A tire store owner who trusts his or her employees can focus on the future, not the present. Without trust, an owner will be at the store 24/7/365. But how do you learn to trust your employees? By becoming almost militant on process.
In the spring and summer of 2018, the federal government disciplined the tire and automotive industry by nearly $1 million for wage and hour violations. The government feels our industry is an easy place to generate revenue. And, sadly, they are right.
Employees may come to you with problems they can readily solve on their own, customers may want to speak “just to you” about getting their oil changed, and vendors always want face time to sell you the latest gadgets. Let’s talk about spending your time like the precious commodity it is.
A small business is much, much, much better off as an S corp for many reasons. For starters, if your store or stores made less than $50,000 in profit last year as a C corp, your tax rate is about to go up.
In the tire and service aftermarket, there's no shortage of goals: number of units for the month, sales targets, volume targets and spiffs. What's often missing is the road map for employees to reach those goals.
"I can’t understand why there is no profit, we are so busy.” “I need to hire more staff; we are so busy.” “How are you doing?” “Man, it’s great we are so busy.” “Hey, you need to spend more time working on your business rather than in your business.” “I can’t, I am so busy!”

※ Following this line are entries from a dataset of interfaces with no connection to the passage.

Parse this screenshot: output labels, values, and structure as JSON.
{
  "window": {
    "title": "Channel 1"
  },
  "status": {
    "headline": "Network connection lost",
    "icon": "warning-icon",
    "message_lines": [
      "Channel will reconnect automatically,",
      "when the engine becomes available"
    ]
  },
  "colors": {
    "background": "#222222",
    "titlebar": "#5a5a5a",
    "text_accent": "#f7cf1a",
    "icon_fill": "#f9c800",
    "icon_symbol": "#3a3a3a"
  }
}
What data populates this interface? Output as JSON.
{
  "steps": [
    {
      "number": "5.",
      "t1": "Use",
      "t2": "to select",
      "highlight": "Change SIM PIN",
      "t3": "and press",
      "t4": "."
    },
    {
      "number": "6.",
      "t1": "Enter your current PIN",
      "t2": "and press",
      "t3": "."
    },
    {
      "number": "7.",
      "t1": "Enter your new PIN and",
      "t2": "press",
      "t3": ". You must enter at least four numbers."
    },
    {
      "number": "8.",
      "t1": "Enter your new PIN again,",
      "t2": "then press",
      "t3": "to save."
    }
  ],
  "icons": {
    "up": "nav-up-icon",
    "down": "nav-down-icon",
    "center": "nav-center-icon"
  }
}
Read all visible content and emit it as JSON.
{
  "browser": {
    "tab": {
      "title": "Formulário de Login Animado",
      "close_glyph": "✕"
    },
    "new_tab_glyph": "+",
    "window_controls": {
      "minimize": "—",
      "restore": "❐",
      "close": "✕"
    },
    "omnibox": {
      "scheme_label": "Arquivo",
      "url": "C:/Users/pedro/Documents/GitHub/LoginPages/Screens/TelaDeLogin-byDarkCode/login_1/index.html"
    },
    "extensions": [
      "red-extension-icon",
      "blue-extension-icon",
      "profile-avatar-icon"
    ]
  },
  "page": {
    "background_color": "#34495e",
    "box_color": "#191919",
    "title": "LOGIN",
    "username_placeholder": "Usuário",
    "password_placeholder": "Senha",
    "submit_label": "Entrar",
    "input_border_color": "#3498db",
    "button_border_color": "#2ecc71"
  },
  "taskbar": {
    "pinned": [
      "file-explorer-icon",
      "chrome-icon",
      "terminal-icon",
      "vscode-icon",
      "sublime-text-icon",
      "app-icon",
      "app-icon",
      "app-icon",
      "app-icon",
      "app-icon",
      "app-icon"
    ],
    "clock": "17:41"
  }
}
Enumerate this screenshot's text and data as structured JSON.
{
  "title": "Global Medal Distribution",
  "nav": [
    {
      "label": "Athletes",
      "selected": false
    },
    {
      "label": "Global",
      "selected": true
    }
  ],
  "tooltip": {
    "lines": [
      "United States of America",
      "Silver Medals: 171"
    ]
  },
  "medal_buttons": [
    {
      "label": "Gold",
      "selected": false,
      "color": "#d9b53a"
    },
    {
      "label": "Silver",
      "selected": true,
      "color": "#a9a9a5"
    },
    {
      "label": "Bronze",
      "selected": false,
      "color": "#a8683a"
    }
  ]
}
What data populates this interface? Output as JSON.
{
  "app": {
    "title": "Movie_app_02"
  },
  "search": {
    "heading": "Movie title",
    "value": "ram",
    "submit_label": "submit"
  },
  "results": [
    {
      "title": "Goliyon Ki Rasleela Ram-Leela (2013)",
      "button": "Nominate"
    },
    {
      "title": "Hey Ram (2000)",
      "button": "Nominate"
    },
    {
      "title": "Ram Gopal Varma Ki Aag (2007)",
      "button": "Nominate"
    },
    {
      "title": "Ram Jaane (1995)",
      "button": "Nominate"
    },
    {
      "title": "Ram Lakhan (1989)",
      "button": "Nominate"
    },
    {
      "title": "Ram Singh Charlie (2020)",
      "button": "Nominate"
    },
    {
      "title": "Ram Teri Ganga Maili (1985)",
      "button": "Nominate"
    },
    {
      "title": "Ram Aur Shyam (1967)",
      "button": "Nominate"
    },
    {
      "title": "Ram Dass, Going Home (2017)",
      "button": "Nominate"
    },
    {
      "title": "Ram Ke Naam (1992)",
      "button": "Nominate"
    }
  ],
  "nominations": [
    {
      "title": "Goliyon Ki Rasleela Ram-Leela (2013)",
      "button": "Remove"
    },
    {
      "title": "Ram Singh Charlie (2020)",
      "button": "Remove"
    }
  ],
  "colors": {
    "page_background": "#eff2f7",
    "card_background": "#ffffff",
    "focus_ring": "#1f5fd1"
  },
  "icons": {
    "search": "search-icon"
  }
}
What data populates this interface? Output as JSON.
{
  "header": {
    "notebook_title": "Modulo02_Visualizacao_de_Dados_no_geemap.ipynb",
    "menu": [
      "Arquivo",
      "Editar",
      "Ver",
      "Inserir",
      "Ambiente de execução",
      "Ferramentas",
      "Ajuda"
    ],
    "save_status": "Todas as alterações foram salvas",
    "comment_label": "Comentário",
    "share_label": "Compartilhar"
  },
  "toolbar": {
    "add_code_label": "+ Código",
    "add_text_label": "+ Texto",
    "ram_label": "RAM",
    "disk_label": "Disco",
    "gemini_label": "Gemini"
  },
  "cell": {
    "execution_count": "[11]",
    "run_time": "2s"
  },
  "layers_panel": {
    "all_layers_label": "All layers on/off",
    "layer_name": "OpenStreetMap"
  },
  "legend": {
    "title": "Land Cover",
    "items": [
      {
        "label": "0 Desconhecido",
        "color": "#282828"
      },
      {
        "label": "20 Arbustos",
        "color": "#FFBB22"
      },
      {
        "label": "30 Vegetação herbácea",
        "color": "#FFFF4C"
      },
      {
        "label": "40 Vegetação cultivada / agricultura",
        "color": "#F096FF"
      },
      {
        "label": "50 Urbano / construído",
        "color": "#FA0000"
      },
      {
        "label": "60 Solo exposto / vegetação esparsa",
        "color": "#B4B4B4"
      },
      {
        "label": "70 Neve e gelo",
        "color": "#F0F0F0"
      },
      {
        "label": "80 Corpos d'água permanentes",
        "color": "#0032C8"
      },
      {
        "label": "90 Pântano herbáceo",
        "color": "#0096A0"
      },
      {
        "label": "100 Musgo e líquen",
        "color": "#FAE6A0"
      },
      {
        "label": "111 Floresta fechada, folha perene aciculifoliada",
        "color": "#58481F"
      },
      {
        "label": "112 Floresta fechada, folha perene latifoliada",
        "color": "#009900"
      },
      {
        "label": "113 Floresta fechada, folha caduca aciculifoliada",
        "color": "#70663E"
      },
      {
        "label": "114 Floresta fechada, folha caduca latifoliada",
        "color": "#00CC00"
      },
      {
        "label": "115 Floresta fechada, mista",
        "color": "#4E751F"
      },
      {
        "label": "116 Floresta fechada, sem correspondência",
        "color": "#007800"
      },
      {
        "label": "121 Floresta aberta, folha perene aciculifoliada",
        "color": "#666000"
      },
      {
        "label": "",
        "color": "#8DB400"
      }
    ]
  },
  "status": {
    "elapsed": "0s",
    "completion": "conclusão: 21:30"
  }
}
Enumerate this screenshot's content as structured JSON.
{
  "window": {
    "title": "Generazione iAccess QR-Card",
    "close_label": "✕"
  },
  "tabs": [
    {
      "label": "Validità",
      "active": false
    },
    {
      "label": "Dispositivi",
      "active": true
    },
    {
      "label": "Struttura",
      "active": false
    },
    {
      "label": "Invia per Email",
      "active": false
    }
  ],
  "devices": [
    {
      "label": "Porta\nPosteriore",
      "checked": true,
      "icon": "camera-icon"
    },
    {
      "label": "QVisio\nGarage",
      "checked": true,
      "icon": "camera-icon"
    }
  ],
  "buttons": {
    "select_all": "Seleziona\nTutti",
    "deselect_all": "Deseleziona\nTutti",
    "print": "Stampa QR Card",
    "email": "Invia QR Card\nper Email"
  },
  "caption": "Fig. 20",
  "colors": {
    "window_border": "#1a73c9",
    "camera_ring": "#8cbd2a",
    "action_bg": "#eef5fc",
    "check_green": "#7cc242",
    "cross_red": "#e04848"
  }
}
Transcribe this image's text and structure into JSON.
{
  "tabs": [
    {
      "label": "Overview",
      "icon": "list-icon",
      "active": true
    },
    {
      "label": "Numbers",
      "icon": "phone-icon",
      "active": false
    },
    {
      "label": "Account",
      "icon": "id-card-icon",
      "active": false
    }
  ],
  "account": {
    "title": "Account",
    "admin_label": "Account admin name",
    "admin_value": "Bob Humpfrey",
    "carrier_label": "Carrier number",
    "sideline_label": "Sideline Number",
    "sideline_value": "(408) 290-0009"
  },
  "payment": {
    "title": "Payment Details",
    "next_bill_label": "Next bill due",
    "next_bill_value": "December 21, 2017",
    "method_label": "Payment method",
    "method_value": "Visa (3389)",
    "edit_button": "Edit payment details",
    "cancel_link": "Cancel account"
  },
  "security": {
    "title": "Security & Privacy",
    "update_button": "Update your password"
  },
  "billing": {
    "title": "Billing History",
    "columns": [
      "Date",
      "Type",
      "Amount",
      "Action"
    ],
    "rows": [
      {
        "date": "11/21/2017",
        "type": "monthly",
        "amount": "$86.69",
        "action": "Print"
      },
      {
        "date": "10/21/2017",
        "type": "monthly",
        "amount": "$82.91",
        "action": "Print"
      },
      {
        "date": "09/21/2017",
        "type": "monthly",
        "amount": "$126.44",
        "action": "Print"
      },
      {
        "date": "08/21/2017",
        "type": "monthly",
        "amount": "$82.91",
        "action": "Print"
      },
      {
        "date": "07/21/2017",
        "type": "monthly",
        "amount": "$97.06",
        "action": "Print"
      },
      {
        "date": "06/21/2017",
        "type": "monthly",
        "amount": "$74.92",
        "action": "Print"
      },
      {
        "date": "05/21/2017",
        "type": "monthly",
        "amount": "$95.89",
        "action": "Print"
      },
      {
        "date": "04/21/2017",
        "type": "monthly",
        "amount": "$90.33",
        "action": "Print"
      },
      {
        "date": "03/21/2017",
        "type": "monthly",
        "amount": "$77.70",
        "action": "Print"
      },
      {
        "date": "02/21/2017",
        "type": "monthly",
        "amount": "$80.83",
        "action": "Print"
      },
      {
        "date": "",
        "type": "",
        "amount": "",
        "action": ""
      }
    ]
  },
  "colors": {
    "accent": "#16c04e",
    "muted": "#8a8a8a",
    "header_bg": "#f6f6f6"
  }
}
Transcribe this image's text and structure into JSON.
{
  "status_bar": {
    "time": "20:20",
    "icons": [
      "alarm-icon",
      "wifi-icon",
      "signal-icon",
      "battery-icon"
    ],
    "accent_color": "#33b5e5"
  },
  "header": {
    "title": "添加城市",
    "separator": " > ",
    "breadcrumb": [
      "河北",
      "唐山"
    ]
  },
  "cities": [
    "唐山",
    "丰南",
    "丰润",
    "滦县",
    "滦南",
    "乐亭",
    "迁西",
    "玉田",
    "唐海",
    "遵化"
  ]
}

Owners at some point give authority to others in their stores. Call them store managers or assistant managers: anyone who is in charge of others. It becomes a necessity to delegate authority to someone. You can’t handle it all.